* What is expected *
This exercise calls for the whole listing to be given again exactly, without images.
[Opening Available records section]
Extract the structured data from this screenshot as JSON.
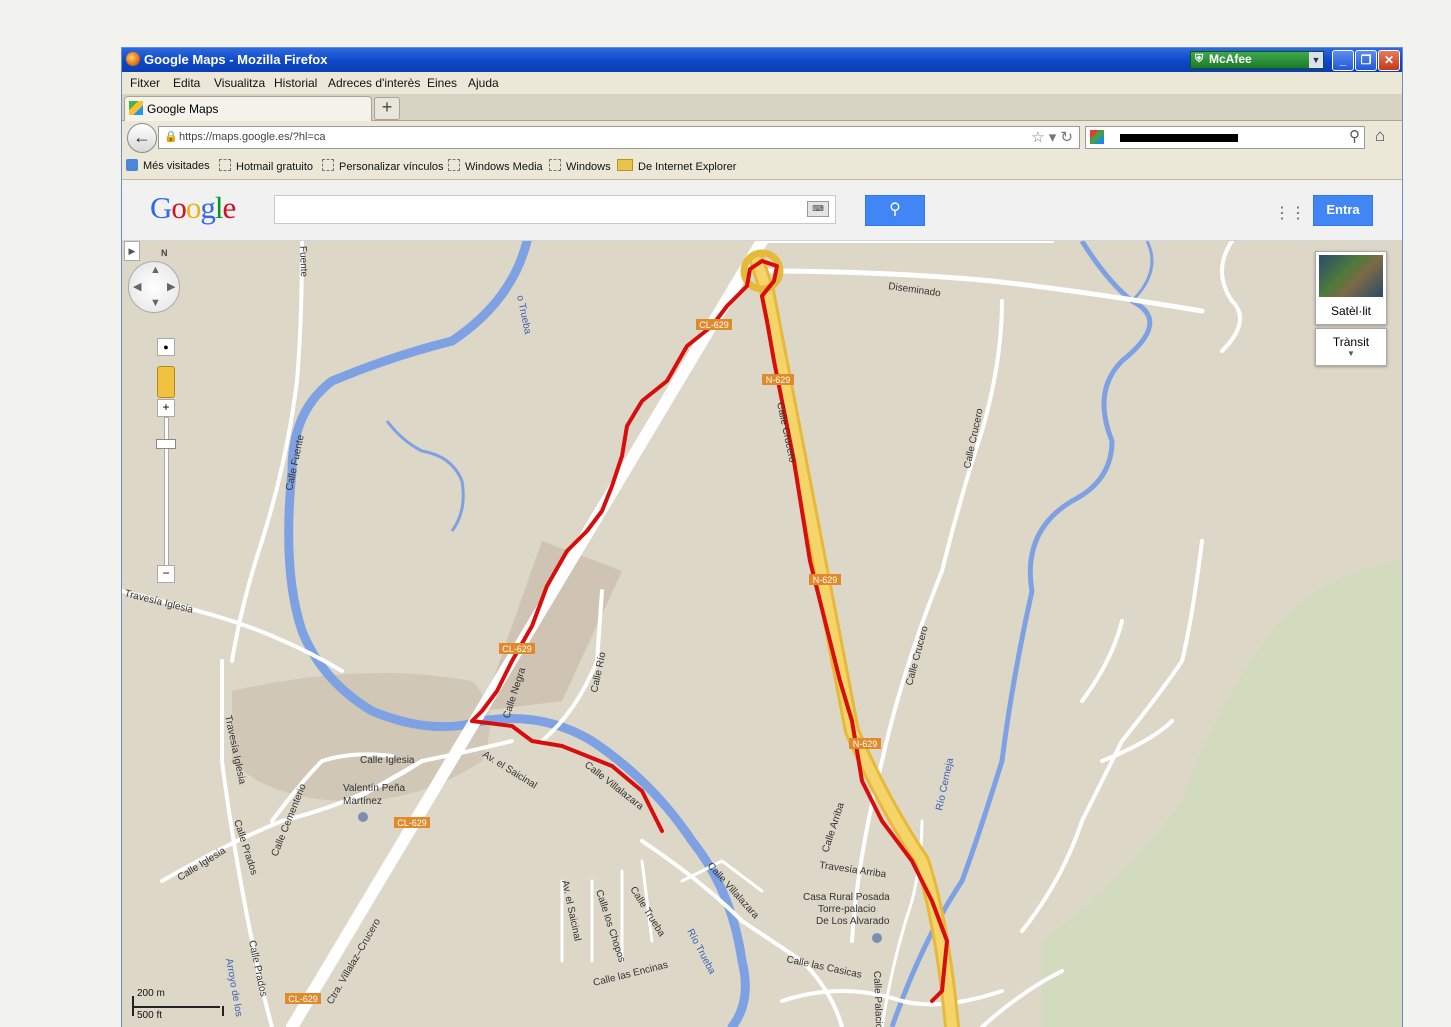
{
  "window": {
    "title": "Google Maps - Mozilla Firefox",
    "mcafee": "McAfee"
  },
  "menu": [
    "Fitxer",
    "Edita",
    "Visualitza",
    "Historial",
    "Adreces d'interès",
    "Eines",
    "Ajuda"
  ],
  "tab": {
    "label": "Google Maps"
  },
  "url": "https://maps.google.es/?hl=ca",
  "bookmarks": [
    "Més visitades",
    "Hotmail gratuito",
    "Personalizar vínculos",
    "Windows Media",
    "Windows",
    "De Internet Explorer"
  ],
  "google": {
    "logo": "Google",
    "signin": "Entra"
  },
  "map_controls": {
    "north": "N",
    "satellite": "Satèl·lit",
    "traffic": "Trànsit",
    "scale_m": "200 m",
    "scale_ft": "500 ft"
  },
  "map_labels": {
    "diseminado": "Diseminado",
    "trueba_top": "o Trueba",
    "fuente_top": "Fuente",
    "calle_fuente": "Calle Fuente",
    "calle_crucero_a": "Calle Crucero",
    "calle_crucero_b": "Calle Crucero",
    "calle_crucero_road": "Calle Crucero",
    "travesia_iglesia_top": "Travesía Iglesia",
    "travesia_iglesia_left": "Travesía Iglesia",
    "calle_negra": "Calle Negra",
    "calle_rio": "Calle Río",
    "calle_iglesia": "Calle Iglesia",
    "calle_iglesia_b": "Calle Iglesia",
    "calle_cementerio": "Calle Cementerio",
    "calle_prados": "Calle Prados",
    "calle_prados_b": "Calle Prados",
    "valentin": "Valentín Peña",
    "martinez": "Martínez",
    "av_saicinal": "Av. el Saicinal",
    "av_saicinal_b": "Av. el Saicinal",
    "calle_villalazara": "Calle Villalazara",
    "calle_villalazara_b": "Calle Villalazara",
    "rio_trueba": "Río Trueba",
    "rio_cerneja": "Río Cerneja",
    "calle_los_chopos": "Calle los Chopos",
    "calle_las_encinas": "Calle las Encinas",
    "calle_trueba": "Calle Trueba",
    "calle_arriba": "Calle Arriba",
    "travesia_arriba": "Travesía Arriba",
    "casa_rural1": "Casa Rural Posada",
    "casa_rural2": "Torre-palacio",
    "casa_rural3": "De Los Alvarado",
    "calle_las_casicas": "Calle las Casicas",
    "calle_palacio": "Calle Palacio",
    "ctra": "Ctra. Villalaz–Crucero",
    "arroyo": "Arroyo de los",
    "cl629": "CL-629",
    "n629": "N-629"
  }
}
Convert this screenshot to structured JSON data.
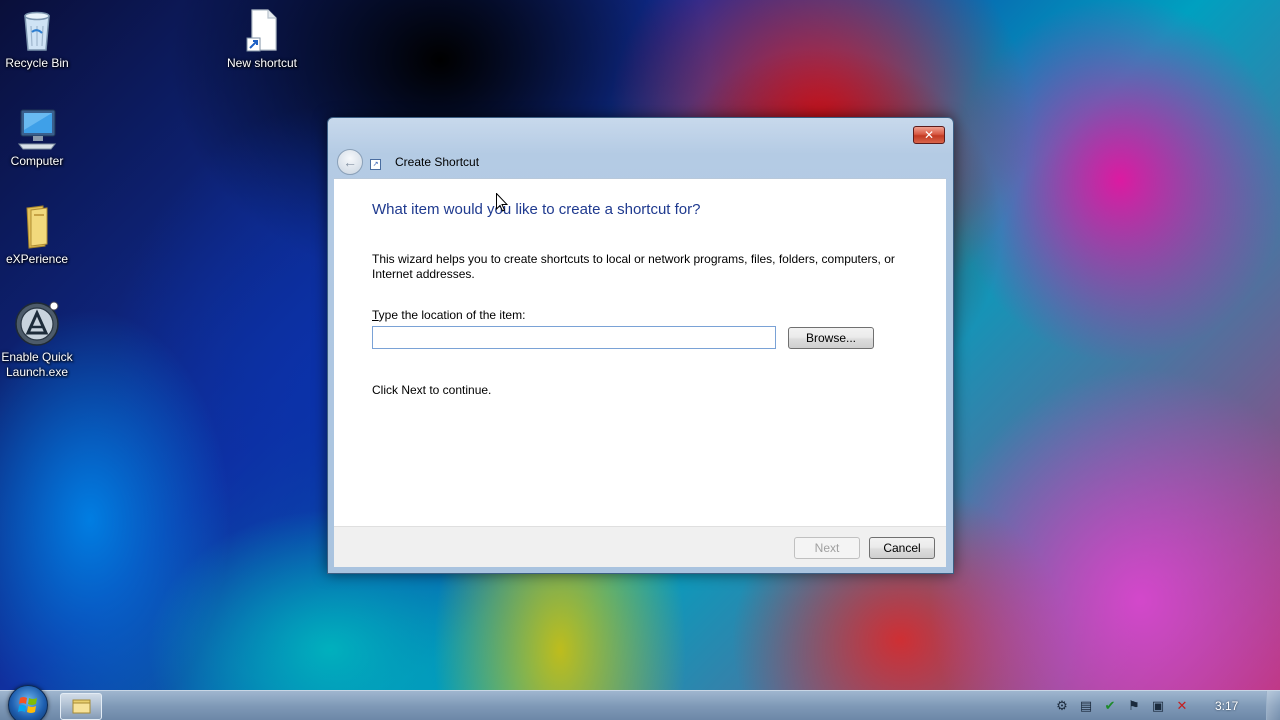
{
  "desktop": {
    "icons": [
      {
        "name": "recycle-bin",
        "label": "Recycle Bin",
        "icon": "recycle-bin-icon"
      },
      {
        "name": "new-shortcut",
        "label": "New shortcut",
        "icon": "shortcut-file-icon"
      },
      {
        "name": "computer",
        "label": "Computer",
        "icon": "computer-icon"
      },
      {
        "name": "experience",
        "label": "eXPerience",
        "icon": "folder-icon"
      },
      {
        "name": "enable-quick-launch",
        "label": "Enable Quick Launch.exe",
        "icon": "app-icon"
      }
    ]
  },
  "dialog": {
    "title": "Create Shortcut",
    "close_glyph": "✕",
    "back_glyph": "←",
    "heading": "What item would you like to create a shortcut for?",
    "description": "This wizard helps you to create shortcuts to local or network programs, files, folders, computers, or Internet addresses.",
    "location_label": "Type the location of the item:",
    "location_value": "",
    "browse_label": "Browse...",
    "continue_hint": "Click Next to continue.",
    "next_label": "Next",
    "cancel_label": "Cancel"
  },
  "taskbar": {
    "clock": "3:17",
    "tray_icons": [
      "network-icon",
      "document-icon",
      "security-check-icon",
      "action-center-flag-icon",
      "display-icon",
      "volume-muted-icon"
    ]
  },
  "colors": {
    "heading": "#1f3a8f",
    "close_button": "#c94a33"
  }
}
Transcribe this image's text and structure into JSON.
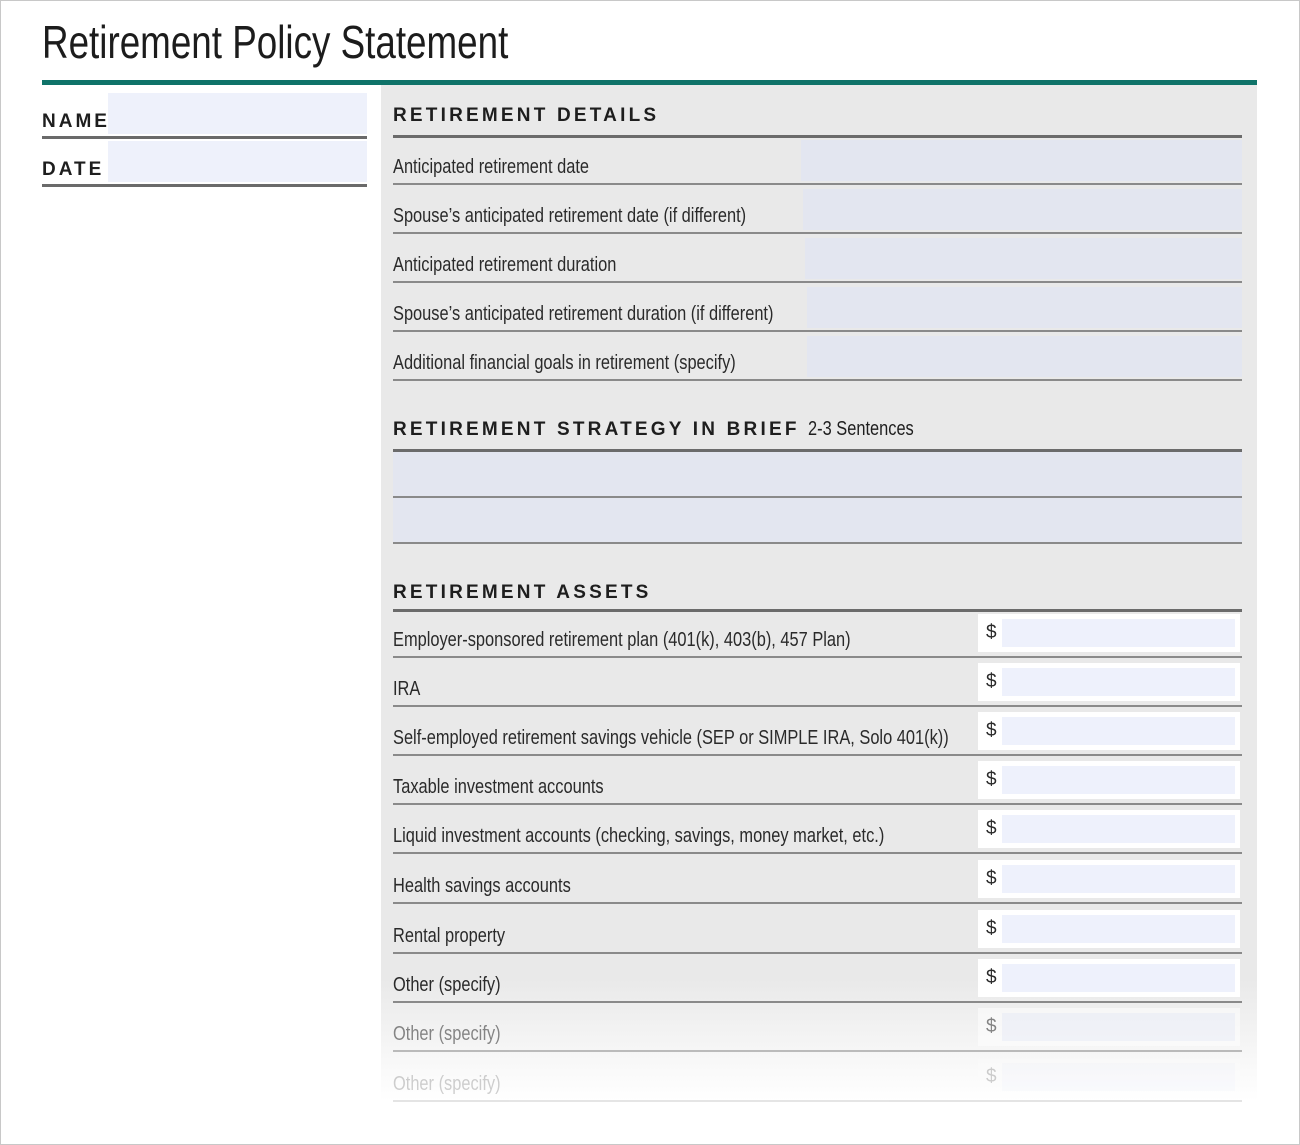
{
  "document": {
    "title": "Retirement Policy Statement",
    "accent_color": "#0f7369"
  },
  "meta": {
    "name_label": "NAME",
    "name_value": "",
    "date_label": "DATE",
    "date_value": ""
  },
  "retirement_details": {
    "heading": "RETIREMENT DETAILS",
    "rows": [
      {
        "label": "Anticipated retirement date",
        "value": ""
      },
      {
        "label": "Spouse’s anticipated retirement date (if different)",
        "value": ""
      },
      {
        "label": "Anticipated retirement duration",
        "value": ""
      },
      {
        "label": "Spouse’s anticipated retirement duration (if different)",
        "value": ""
      },
      {
        "label": "Additional financial goals in retirement (specify)",
        "value": ""
      }
    ]
  },
  "retirement_strategy": {
    "heading": "RETIREMENT STRATEGY IN BRIEF",
    "subheading": "2-3 Sentences",
    "lines": [
      "",
      ""
    ]
  },
  "retirement_assets": {
    "heading": "RETIREMENT ASSETS",
    "currency_symbol": "$",
    "rows": [
      {
        "label": "Employer-sponsored retirement plan (401(k), 403(b), 457 Plan)",
        "value": ""
      },
      {
        "label": "IRA",
        "value": ""
      },
      {
        "label": "Self-employed retirement savings vehicle (SEP or SIMPLE IRA, Solo 401(k))",
        "value": ""
      },
      {
        "label": "Taxable investment accounts",
        "value": ""
      },
      {
        "label": "Liquid investment accounts (checking, savings, money market, etc.)",
        "value": ""
      },
      {
        "label": "Health savings accounts",
        "value": ""
      },
      {
        "label": "Rental property",
        "value": ""
      },
      {
        "label": "Other (specify)",
        "value": ""
      },
      {
        "label": "Other (specify)",
        "value": ""
      },
      {
        "label": "Other (specify)",
        "value": ""
      }
    ]
  }
}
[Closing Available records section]
* Solution to this task *
Extract the structured data from this screenshot as JSON.
{
  "window": {
    "title": "Google Maps - Mozilla Firefox",
    "mcafee": "McAfee"
  },
  "menu": [
    "Fitxer",
    "Edita",
    "Visualitza",
    "Historial",
    "Adreces d'interès",
    "Eines",
    "Ajuda"
  ],
  "tab": {
    "label": "Google Maps"
  },
  "url": "https://maps.google.es/?hl=ca",
  "bookmarks": [
    "Més visitades",
    "Hotmail gratuito",
    "Personalizar vínculos",
    "Windows Media",
    "Windows",
    "De Internet Explorer"
  ],
  "google": {
    "logo": "Google",
    "signin": "Entra"
  },
  "map_controls": {
    "north": "N",
    "satellite": "Satèl·lit",
    "traffic": "Trànsit",
    "scale_m": "200 m",
    "scale_ft": "500 ft"
  },
  "map_labels": {
    "diseminado": "Diseminado",
    "trueba_top": "o Trueba",
    "fuente_top": "Fuente",
    "calle_fuente": "Calle Fuente",
    "calle_crucero_a": "Calle Crucero",
    "calle_crucero_b": "Calle Crucero",
    "calle_crucero_road": "Calle Crucero",
    "travesia_iglesia_top": "Travesía Iglesia",
    "travesia_iglesia_left": "Travesía Iglesia",
    "calle_negra": "Calle Negra",
    "calle_rio": "Calle Río",
    "calle_iglesia": "Calle Iglesia",
    "calle_iglesia_b": "Calle Iglesia",
    "calle_cementerio": "Calle Cementerio",
    "calle_prados": "Calle Prados",
    "calle_prados_b": "Calle Prados",
    "valentin": "Valentín Peña",
    "martinez": "Martínez",
    "av_saicinal": "Av. el Saicinal",
    "av_saicinal_b": "Av. el Saicinal",
    "calle_villalazara": "Calle Villalazara",
    "calle_villalazara_b": "Calle Villalazara",
    "rio_trueba": "Río Trueba",
    "rio_cerneja": "Río Cerneja",
    "calle_los_chopos": "Calle los Chopos",
    "calle_las_encinas": "Calle las Encinas",
    "calle_trueba": "Calle Trueba",
    "calle_arriba": "Calle Arriba",
    "travesia_arriba": "Travesía Arriba",
    "casa_rural1": "Casa Rural Posada",
    "casa_rural2": "Torre-palacio",
    "casa_rural3": "De Los Alvarado",
    "calle_las_casicas": "Calle las Casicas",
    "calle_palacio": "Calle Palacio",
    "ctra": "Ctra. Villalaz–Crucero",
    "arroyo": "Arroyo de los",
    "cl629": "CL-629",
    "n629": "N-629"
  }
}
Convert this screenshot to structured JSON data.
{
  "desktop": {
    "icons": [
      {
        "name": "recycle-bin",
        "label": "Recycle Bin",
        "icon": "recycle-bin-icon"
      },
      {
        "name": "new-shortcut",
        "label": "New shortcut",
        "icon": "shortcut-file-icon"
      },
      {
        "name": "computer",
        "label": "Computer",
        "icon": "computer-icon"
      },
      {
        "name": "experience",
        "label": "eXPerience",
        "icon": "folder-icon"
      },
      {
        "name": "enable-quick-launch",
        "label": "Enable Quick Launch.exe",
        "icon": "app-icon"
      }
    ]
  },
  "dialog": {
    "title": "Create Shortcut",
    "close_glyph": "✕",
    "back_glyph": "←",
    "heading": "What item would you like to create a shortcut for?",
    "description": "This wizard helps you to create shortcuts to local or network programs, files, folders, computers, or Internet addresses.",
    "location_label": "Type the location of the item:",
    "location_value": "",
    "browse_label": "Browse...",
    "continue_hint": "Click Next to continue.",
    "next_label": "Next",
    "cancel_label": "Cancel"
  },
  "taskbar": {
    "clock": "3:17",
    "tray_icons": [
      "network-icon",
      "document-icon",
      "security-check-icon",
      "action-center-flag-icon",
      "display-icon",
      "volume-muted-icon"
    ]
  },
  "colors": {
    "heading": "#1f3a8f",
    "close_button": "#c94a33"
  }
}
Transcribe this image's text and structure into JSON.
{
  "document": {
    "title": "Retirement Policy Statement",
    "accent_color": "#0f7369"
  },
  "meta": {
    "name_label": "NAME",
    "name_value": "",
    "date_label": "DATE",
    "date_value": ""
  },
  "retirement_details": {
    "heading": "RETIREMENT DETAILS",
    "rows": [
      {
        "label": "Anticipated retirement date",
        "value": ""
      },
      {
        "label": "Spouse’s anticipated retirement date (if different)",
        "value": ""
      },
      {
        "label": "Anticipated retirement duration",
        "value": ""
      },
      {
        "label": "Spouse’s anticipated retirement duration (if different)",
        "value": ""
      },
      {
        "label": "Additional financial goals in retirement (specify)",
        "value": ""
      }
    ]
  },
  "retirement_strategy": {
    "heading": "RETIREMENT STRATEGY IN BRIEF",
    "subheading": "2-3 Sentences",
    "lines": [
      "",
      ""
    ]
  },
  "retirement_assets": {
    "heading": "RETIREMENT ASSETS",
    "currency_symbol": "$",
    "rows": [
      {
        "label": "Employer-sponsored retirement plan (401(k), 403(b), 457 Plan)",
        "value": ""
      },
      {
        "label": "IRA",
        "value": ""
      },
      {
        "label": "Self-employed retirement savings vehicle (SEP or SIMPLE IRA, Solo 401(k))",
        "value": ""
      },
      {
        "label": "Taxable investment accounts",
        "value": ""
      },
      {
        "label": "Liquid investment accounts (checking, savings, money market, etc.)",
        "value": ""
      },
      {
        "label": "Health savings accounts",
        "value": ""
      },
      {
        "label": "Rental property",
        "value": ""
      },
      {
        "label": "Other (specify)",
        "value": ""
      },
      {
        "label": "Other (specify)",
        "value": ""
      },
      {
        "label": "Other (specify)",
        "value": ""
      }
    ]
  }
}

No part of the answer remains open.